Stair-Tread-to-Landing Transition

Tips on installing stair landings. October 25, 2006

How do you transition from stair tread to landing? The stairs have two landings halfway up the stairs. The all-in-one stair tread is about 12+ inches deep so they cover an entire step. What do you do when you come to a landing or the very top step? (Top step will transition into a wood floor.) Do you cut the tread short and put planks behind it? Do you leave it at 12+ inches and then put planks behind it? I assume you should router a groove on the plank side regardless if you cut it short?

Related article: Installation Tips for Stair Treads

Forum Responses
(Cabinet and Millwork Installation Forum)
From contributor B:
All you have to do is use a piece of landing tread. If the area is going to be floored with hardwood, then you put the tread down and the hardwood guys, usually the stair guys, run the hardwood up and butt to the tread, same with carpet.

From contributor J:
I think the widths are pretty much left up to what you think looks best. For instance, when the head of the stairs would end at an open balcony, I would put a wide bulllnosed board on the floor of the balcony. It would be wide enough to extend beyond the trim on the wall just beneath it and back far enough onto the floor so that all the rail spindles would land on it - not part on it and part on the hardwood flooring.

I liked to keep the top tread the same width if possible, even though the top newel generally interrupted. But I would narrow it if it would project beyond the adjacent wall on the other side of the stairs (presuming there was one). And, yes, I do dado both the balcony bullnose and the landing bullnose. I would also rip splines and tape them to something close by so the laborers wouldn't shitcan them. Most of the flooring guys used them. Some didn't. Make sure you check your rises if you are switching tread thicknesses.

From contributor R:

For a landing or the top of the stairs, you use a landing cap. It's a 5 1/2' wide piece with a groove in the back end. Don't waste money using a tread; landing cap is cheaper. It has a 1" thick nose 1 1/4" back (for overhang), then it's 3/4" thick for the balance 4 1/4". Generally I do the strip flooring on landings unless the GC has contracted the flooring company to do it. You just use a spline to start the flooring. The landing cap is also used for balcony runs. The hardwood flooring guy handles it from the top of stair run. Now, if carpeting is used for the second floor, I rip off the 1/4" of the width that has the groove, and use sandpaper to kiss the edge, to take the sharp edge off. Or you can buy landing cap that doesn't have a groove in it.
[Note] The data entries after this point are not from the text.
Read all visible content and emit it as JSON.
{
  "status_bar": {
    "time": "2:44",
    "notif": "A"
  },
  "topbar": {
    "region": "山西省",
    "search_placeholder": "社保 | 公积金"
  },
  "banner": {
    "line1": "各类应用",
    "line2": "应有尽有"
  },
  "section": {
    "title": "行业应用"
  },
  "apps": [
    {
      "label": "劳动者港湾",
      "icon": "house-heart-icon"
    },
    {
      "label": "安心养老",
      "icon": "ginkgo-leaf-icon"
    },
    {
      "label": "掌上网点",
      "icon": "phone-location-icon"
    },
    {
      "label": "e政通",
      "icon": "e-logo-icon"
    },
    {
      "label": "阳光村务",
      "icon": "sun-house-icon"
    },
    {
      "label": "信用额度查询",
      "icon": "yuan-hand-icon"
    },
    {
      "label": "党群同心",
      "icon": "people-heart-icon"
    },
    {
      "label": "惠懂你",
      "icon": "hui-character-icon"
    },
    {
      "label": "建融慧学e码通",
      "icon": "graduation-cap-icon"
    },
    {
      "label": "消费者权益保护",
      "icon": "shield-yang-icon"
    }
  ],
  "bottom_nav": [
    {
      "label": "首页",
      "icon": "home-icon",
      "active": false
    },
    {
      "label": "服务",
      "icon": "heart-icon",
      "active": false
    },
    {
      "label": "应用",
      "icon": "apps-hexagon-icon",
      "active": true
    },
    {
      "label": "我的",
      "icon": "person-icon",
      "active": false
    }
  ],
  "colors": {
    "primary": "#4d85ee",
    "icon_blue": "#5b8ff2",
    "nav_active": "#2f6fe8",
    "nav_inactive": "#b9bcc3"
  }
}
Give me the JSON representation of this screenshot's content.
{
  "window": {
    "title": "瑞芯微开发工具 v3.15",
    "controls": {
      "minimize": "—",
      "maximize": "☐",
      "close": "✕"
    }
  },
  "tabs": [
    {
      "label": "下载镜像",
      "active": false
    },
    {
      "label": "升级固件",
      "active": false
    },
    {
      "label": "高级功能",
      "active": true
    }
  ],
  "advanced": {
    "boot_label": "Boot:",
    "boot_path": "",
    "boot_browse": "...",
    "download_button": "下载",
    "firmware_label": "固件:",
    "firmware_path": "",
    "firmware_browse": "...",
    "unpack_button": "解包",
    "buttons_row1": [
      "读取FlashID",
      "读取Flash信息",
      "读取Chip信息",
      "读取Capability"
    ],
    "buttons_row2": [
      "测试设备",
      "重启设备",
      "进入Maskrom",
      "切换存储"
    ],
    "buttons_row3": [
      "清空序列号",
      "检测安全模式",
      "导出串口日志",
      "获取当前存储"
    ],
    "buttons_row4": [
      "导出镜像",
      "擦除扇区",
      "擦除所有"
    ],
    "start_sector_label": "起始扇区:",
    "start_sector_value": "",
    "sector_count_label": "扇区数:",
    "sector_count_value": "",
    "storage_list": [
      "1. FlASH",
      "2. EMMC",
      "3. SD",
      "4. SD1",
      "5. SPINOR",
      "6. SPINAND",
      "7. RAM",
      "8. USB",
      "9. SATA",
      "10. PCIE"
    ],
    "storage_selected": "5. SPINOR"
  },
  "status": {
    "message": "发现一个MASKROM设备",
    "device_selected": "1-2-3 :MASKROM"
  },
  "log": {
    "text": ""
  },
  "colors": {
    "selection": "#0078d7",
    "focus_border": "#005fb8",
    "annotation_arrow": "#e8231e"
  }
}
From contributor R:
A couple things I forgot to mention that are important. When bidding or starting a stair job, the first thing you do is what we call "chase the stairs." You check all the runs and rises on all the steps to be sure all are in code and allowing that the store bought treads are 1-1 1/16", and that landing caps are net 3/4" thick. Many times on framer built stair carriages, adjustments must be made to be in code.

Also, you mention that your treads are 12" wide. Treads generally need to be ripped to the right width, as max overhang by code is 1 1/4". And by code, max difference in tread width is 3/8" overall and in my state, no more than 3/16" between 2 adjoining treads. This also applies to riser.

From contributor P:
A "landing tread" and "landing cap" are different terms for the same item. You can order them with or without a groove and in 3 1/2" and 5 1/2" widths.

Contributor R, your statement, "Many times on framer built stair carriages, adjustments must be made to be in code" has to be the understatement of the year! Adjustments? Yeah right! Rebuilding would be more like it. I swear, I get so frustrated and angry I could spit nails every time I have to re-build some hack framer's excuse for stringers! I wish the builders would call me to rough in the stairs. Would save me a lot of frustration later on down the road.